A night of drinking, or even a single cocktail, can cause some uncomfortable short-term consequences, too. Alcohol is a depressant, meaning it slows down the body's processes, and in some cases, the esophageal sphincter can be affected.

When the sphincter is slow to close, the stomach contents can find their way into the esophagus, causing heartburn.

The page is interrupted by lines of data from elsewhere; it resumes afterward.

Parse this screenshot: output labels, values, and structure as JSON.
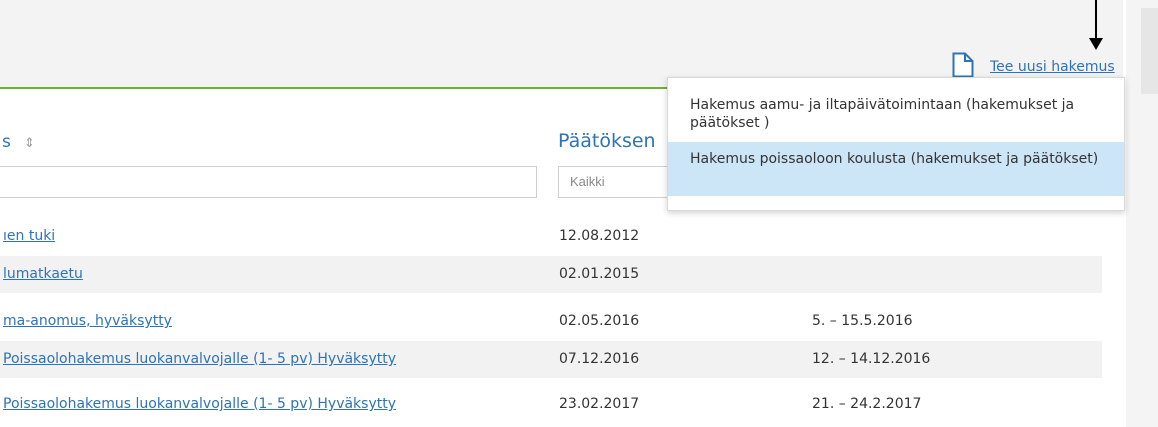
{
  "new_application": {
    "label": "Tee uusi hakemus",
    "icon": "document-icon"
  },
  "dropdown": {
    "items": [
      {
        "label": "Hakemus aamu- ja iltapäivätoimintaan (hakemukset ja päätökset )",
        "selected": false
      },
      {
        "label": "Hakemus poissaoloon koulusta (hakemukset ja päätökset)",
        "selected": true
      }
    ]
  },
  "columns": {
    "name_header": "s",
    "name_sort_icon": "sort-icon",
    "decision_header": "Päätöksen",
    "name_filter_value": "",
    "decision_filter_placeholder": "Kaikki"
  },
  "rows": [
    {
      "name": "ıen tuki",
      "date": "12.08.2012",
      "range": ""
    },
    {
      "name": "lumatkaetu",
      "date": "02.01.2015",
      "range": ""
    },
    {
      "name": "ma-anomus, hyväksytty",
      "date": "02.05.2016",
      "range": "5. – 15.5.2016"
    },
    {
      "name": "Poissaolohakemus luokanvalvojalle (1- 5 pv) Hyväksytty",
      "date": "07.12.2016",
      "range": "12. – 14.12.2016"
    },
    {
      "name": "Poissaolohakemus luokanvalvojalle (1- 5 pv) Hyväksytty",
      "date": "23.02.2017",
      "range": "21. – 24.2.2017"
    }
  ],
  "colors": {
    "link": "#2d73b8",
    "accent_line": "#6fae36",
    "selected_item": "#cde6f7"
  }
}
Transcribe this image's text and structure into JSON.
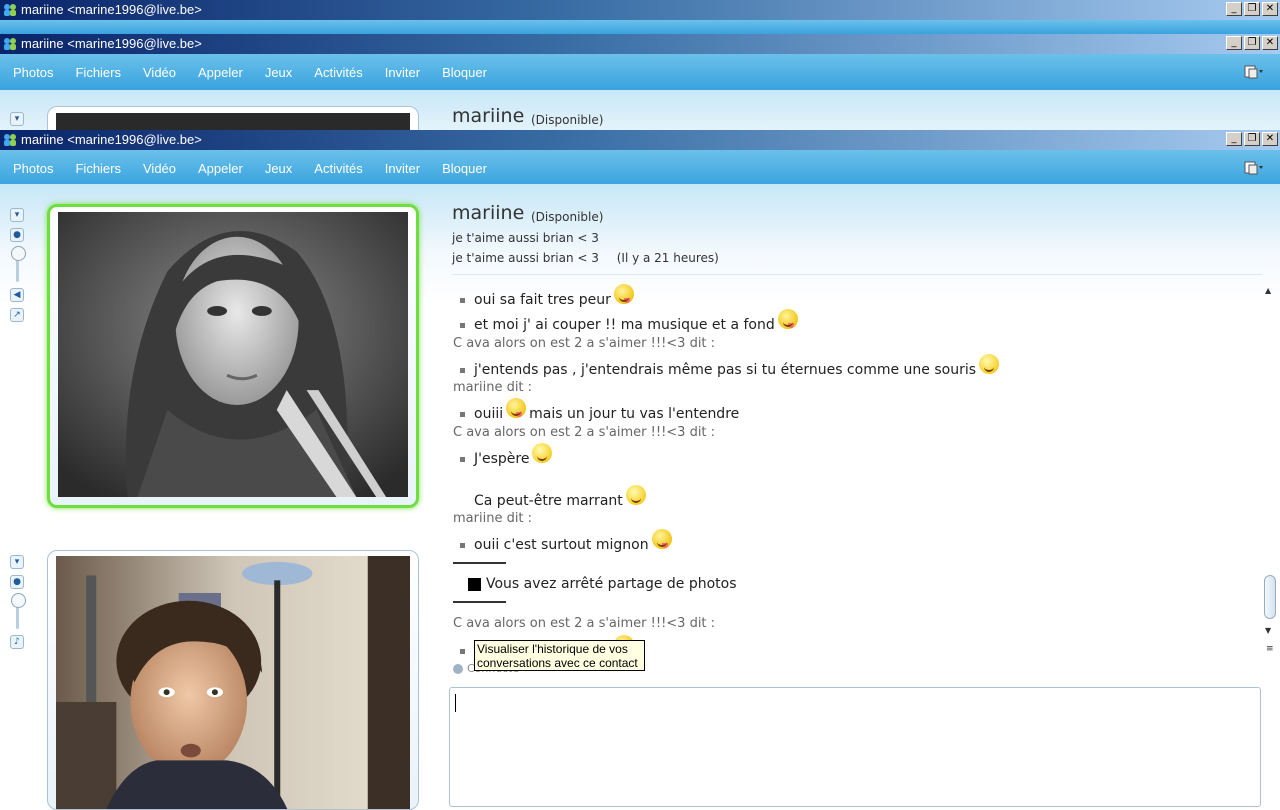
{
  "windows": [
    {
      "title": "mariine <marine1996@live.be>"
    },
    {
      "title": "mariine <marine1996@live.be>"
    },
    {
      "title": "mariine <marine1996@live.be>"
    }
  ],
  "window_buttons": {
    "minimize": "_",
    "restore": "❐",
    "close": "✕"
  },
  "menu": [
    "Photos",
    "Fichiers",
    "Vidéo",
    "Appeler",
    "Jeux",
    "Activités",
    "Inviter",
    "Bloquer"
  ],
  "contact": {
    "name": "mariine",
    "status": "(Disponible)",
    "psm": "je t'aime aussi brian < 3",
    "last_message": "je t'aime aussi brian < 3",
    "last_time": "(Il y a 21 heures)"
  },
  "conversation": [
    {
      "type": "message",
      "text": "oui sa fait tres peur",
      "emoticon": "tongue"
    },
    {
      "type": "message",
      "text": "et moi  j' ai couper !!  ma musique et a fond",
      "emoticon": "tongue"
    },
    {
      "type": "sender",
      "text": "C ava alors on est 2 a s'aimer !!!<3 dit :"
    },
    {
      "type": "message",
      "text": "j'entends pas , j'entendrais même pas si tu éternues comme une souris",
      "emoticon": "happy"
    },
    {
      "type": "sender",
      "text": "mariine dit :"
    },
    {
      "type": "message",
      "text": "ouiii",
      "emoticon": "tongue",
      "after": "mais un jour tu vas l'entendre"
    },
    {
      "type": "sender",
      "text": "C ava alors on est 2 a s'aimer !!!<3 dit :"
    },
    {
      "type": "message",
      "text": "J'espère",
      "emoticon": "happy"
    },
    {
      "type": "continuation",
      "text": "Ca peut-être marrant",
      "emoticon": "happy"
    },
    {
      "type": "sender",
      "text": "mariine dit :"
    },
    {
      "type": "message",
      "text": "ouii c'est surtout mignon",
      "emoticon": "tongue"
    },
    {
      "type": "notice",
      "text": "Vous avez arrêté partage de photos"
    },
    {
      "type": "sender",
      "text": "C ava alors on est 2 a s'aimer !!!<3 dit :"
    }
  ],
  "tooltip": {
    "line1": "Visualiser l'historique de vos",
    "line2": "conversations avec ce contact"
  },
  "connection_status": "Connecté",
  "icons": [
    "msn-buddy-icon",
    "webcam-icon",
    "speaker-icon",
    "microphone-icon",
    "expand-icon",
    "history-icon"
  ],
  "colors": {
    "menubar": "#39a3df",
    "webcam_frame_active": "#6fde3f",
    "titlebar_start": "#0a246a"
  }
}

If you suspect your weekend cocktails could be causing you discomfort, skip the booze and try pouring a tasty mocktail.